The U.S. Army Medical Research and Materiel Command (USAMRMC) manages and executes multiple research programs focused on both military and civilian health problems. As a policy, all Command-sponsored research is subjected to peer review for both science and program alignment, but the details of the peer review process vary according to the objectives of each program. USAMRMC’s core mission research programs conduct product-focused research aimed at delivering new products and information on health matters of military operational importance. As such, these programs have needs for peer review that go beyond ensuring high-quality science; peer review also ensures that programs are directed toward all items on the critical path for product transition, operating efficiently, and moving in a direction that is likely to lead to the accomplishment of their technical objectives. USAMRMC uses both prospective peer review of research proposals and retrospective and prospective peer review of research program subareas to further its core research mission. Peer review is also needed to validate the end products of research, particularly medical information products. While this form of peer review has not been universally employed, greater utilization of peer review can contribute to wider adoption of evidence-based medicine within the defense community.

Key words: Peer review; Research program management; Biomedical research

Address correspondence to Dr. John F. Glenn, Department of the Army, Headquarters USAMRMC, 504 Scott Street, Fort Detrick, MD 21702-5012, USA. Tel: 301-619-7363; Fax: 301-619-1889; E-mail: This e-mail address is being protected from spambots. You need JavaScript enabled to view it


Technology and Innovation, Vol. 12, pp. 249–253, 2010
1929-8241/10 $90.00 + .00
DOI: 10.3727/194982410X12895770314230
E-ISSN 1949-825X
Copyright © 2010 Cognizant Comm. Corp.
Printed in the USA. All rights reserved

Alternatives to Independent Peer Review: A Case Study

Wren Prather-Stroud

Center of Excellence for Hazardous Materials Management, Carlsbad, NM, USA

There is a need for review processes that can assist projects that do not require independent peer review. Termed “technical review,” these processes can be designed for specific projects that require experts to review the project and make recommendations. This article describes an example of the development of this type of review. As a sample case, a process for signing conservation agreements between government agencies and landowners/users is explained.
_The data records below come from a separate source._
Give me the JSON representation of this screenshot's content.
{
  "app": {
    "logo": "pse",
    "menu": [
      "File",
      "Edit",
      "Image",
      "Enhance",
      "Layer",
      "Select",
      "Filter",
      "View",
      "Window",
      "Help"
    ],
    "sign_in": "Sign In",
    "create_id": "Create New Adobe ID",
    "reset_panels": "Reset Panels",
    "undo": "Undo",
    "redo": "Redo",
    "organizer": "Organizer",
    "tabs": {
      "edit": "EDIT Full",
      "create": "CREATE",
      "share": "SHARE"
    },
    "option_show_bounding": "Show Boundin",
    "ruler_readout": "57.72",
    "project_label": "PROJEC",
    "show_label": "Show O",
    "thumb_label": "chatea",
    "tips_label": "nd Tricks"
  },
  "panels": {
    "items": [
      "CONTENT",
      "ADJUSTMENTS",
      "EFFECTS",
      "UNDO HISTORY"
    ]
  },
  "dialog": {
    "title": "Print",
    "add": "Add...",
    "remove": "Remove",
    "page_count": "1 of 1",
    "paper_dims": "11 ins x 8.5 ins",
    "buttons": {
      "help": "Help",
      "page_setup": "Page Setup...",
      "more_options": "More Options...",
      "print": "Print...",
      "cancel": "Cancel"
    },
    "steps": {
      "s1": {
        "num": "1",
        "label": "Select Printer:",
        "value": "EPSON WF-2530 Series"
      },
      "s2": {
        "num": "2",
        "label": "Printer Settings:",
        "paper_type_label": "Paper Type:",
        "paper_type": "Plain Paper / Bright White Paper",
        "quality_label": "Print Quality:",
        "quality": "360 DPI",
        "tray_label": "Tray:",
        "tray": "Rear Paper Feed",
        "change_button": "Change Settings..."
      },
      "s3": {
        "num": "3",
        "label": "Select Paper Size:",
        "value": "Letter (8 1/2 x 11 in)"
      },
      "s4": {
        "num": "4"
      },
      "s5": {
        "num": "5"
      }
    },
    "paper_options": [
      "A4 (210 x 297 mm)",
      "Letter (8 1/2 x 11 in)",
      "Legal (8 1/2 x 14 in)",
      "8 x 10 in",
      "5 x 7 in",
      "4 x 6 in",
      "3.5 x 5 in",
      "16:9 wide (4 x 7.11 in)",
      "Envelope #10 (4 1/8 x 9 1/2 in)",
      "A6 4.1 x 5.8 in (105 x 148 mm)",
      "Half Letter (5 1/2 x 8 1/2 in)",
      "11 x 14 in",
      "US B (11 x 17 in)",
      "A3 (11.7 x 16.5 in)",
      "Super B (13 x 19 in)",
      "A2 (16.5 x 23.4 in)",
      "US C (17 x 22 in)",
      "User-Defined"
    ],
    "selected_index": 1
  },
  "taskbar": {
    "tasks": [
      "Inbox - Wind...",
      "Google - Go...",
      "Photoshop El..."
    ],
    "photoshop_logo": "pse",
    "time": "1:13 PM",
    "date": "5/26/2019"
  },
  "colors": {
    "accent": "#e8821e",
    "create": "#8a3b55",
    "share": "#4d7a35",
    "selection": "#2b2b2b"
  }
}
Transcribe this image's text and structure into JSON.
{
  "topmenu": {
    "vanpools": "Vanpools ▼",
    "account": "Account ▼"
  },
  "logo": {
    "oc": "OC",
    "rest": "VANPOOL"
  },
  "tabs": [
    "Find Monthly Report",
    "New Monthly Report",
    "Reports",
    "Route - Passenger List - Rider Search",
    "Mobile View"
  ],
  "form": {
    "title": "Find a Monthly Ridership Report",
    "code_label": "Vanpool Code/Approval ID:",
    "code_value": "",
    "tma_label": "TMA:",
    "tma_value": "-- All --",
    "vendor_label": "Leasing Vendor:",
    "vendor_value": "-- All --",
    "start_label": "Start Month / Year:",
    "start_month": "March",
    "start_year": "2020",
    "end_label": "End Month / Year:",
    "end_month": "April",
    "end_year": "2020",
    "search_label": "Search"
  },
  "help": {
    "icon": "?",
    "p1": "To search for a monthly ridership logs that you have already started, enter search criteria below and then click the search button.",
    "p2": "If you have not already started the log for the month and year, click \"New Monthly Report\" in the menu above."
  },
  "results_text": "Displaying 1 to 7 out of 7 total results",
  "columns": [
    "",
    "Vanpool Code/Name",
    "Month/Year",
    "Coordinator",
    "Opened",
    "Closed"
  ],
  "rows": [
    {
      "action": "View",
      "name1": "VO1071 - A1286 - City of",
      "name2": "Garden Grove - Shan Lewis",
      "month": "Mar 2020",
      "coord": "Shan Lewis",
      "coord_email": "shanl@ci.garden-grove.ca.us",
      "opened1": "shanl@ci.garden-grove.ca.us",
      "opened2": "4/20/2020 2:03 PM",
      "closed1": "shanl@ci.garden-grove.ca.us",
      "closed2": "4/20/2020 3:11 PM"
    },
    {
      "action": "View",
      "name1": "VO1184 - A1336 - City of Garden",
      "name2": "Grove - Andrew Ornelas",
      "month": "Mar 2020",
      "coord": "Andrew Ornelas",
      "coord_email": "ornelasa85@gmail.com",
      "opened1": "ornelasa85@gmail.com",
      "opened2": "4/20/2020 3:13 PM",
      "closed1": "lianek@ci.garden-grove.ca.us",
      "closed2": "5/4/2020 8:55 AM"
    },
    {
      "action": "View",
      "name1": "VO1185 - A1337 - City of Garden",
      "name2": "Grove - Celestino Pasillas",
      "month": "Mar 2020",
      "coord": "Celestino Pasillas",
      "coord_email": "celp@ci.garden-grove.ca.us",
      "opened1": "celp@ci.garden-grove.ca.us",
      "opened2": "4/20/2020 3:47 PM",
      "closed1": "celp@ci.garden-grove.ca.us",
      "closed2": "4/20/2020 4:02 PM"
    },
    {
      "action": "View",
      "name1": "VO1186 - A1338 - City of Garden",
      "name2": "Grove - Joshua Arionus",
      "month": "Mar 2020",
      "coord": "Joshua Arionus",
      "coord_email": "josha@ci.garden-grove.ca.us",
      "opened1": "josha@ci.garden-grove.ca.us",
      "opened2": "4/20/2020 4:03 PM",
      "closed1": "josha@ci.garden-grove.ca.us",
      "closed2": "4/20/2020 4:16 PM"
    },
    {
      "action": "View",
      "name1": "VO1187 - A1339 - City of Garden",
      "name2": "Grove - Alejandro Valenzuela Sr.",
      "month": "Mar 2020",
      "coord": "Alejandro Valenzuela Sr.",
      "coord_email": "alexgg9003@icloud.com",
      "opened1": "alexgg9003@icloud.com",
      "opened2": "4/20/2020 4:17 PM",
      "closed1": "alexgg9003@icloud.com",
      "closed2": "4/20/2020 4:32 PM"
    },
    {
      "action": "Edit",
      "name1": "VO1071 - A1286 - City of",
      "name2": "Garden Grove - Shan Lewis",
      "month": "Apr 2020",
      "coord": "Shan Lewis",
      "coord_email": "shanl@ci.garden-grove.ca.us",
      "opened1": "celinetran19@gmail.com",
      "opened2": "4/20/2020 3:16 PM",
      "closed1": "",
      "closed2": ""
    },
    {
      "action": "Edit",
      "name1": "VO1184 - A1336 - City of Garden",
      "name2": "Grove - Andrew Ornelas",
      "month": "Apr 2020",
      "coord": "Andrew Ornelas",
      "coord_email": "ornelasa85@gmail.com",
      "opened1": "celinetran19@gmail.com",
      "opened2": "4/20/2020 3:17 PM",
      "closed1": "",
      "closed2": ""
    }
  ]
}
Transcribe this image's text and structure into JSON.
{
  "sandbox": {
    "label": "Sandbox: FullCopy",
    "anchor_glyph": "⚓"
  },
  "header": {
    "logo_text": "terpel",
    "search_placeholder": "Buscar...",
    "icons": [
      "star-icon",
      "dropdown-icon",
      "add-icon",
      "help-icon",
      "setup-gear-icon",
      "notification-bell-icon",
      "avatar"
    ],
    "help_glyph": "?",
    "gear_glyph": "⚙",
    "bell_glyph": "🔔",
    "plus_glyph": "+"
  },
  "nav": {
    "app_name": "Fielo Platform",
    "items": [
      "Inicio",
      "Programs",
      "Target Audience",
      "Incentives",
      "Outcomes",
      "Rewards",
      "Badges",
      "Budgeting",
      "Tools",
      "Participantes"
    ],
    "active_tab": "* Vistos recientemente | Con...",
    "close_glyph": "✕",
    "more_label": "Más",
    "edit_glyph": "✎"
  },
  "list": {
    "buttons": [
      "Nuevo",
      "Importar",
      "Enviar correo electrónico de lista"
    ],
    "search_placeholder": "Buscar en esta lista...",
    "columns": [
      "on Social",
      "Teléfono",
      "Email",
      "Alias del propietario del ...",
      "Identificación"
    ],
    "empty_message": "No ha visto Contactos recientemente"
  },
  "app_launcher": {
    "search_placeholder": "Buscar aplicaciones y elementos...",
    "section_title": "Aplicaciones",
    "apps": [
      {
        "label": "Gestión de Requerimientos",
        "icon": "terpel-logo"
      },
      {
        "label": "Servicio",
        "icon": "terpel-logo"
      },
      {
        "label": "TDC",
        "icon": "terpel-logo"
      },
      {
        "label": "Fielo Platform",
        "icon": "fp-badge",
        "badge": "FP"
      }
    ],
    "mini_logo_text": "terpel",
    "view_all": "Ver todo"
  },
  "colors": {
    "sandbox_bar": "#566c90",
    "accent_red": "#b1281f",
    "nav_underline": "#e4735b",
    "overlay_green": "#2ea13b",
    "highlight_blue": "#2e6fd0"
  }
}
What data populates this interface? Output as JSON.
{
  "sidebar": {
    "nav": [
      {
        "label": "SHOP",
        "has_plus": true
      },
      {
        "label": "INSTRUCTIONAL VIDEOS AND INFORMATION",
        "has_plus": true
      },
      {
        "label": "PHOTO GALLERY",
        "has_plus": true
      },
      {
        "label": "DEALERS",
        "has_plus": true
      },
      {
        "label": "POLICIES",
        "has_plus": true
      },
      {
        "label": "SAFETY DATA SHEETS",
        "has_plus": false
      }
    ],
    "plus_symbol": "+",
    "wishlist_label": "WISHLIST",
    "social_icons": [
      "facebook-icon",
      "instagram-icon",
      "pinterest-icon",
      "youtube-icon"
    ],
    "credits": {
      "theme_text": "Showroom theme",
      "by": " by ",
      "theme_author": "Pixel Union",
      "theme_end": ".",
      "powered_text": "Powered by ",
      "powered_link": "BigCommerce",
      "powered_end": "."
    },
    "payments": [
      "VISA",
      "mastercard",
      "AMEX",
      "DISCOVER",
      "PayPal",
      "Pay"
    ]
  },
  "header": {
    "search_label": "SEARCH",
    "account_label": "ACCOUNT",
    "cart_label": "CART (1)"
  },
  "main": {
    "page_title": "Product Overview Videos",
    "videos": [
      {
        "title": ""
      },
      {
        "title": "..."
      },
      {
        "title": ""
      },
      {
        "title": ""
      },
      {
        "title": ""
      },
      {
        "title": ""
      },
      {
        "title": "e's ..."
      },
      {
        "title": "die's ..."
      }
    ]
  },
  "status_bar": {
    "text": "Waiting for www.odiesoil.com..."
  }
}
Solutions for preserving habitat and promoting the population of two threatened species, the Lesser Prairie Chicken and the Sand Dune Lizard, are proposed and a process for having experts weigh these solutions and make recommendations to the concerned parties is mapped out. Independent peer review would not be a good fit for these reviews due to short turn-around time and lack of need for finding peers with no conflict of interest. Development of this project-specific process is an example of how to create a technical review process that functions exactly as needed. The process delineated in the article has generated widespread interest. In the first 6 months of the existence of the agreements, 36 parties have signed letters of intent to participate. Both the government agencies involved and the landowners/users agree that the process is fair. There has been insufficient time since implementation of these measures to quantify the effects on the target species population. This straightforward technical review is inexpensive to implement, tailored to accomplish the goals of the participants, and effective. Due to the nature of the project and the high volume of reviews associated with it, the technical review procedure that was developed is a perfect fit.

Key words: Technical review; Threatened species; Conservation; Lesser prairie chicken; Sand dune lizard; Endangered Species Act

Address correspondence to Wren Prather-Stroud, 404 West Riverside Drive, Carlsbad, NM 88220, USA. Tel: 575-302-5153; Fax: 575-885-0776; E-mail: This e-mail address is being protected from spambots. You need JavaScript enabled to view it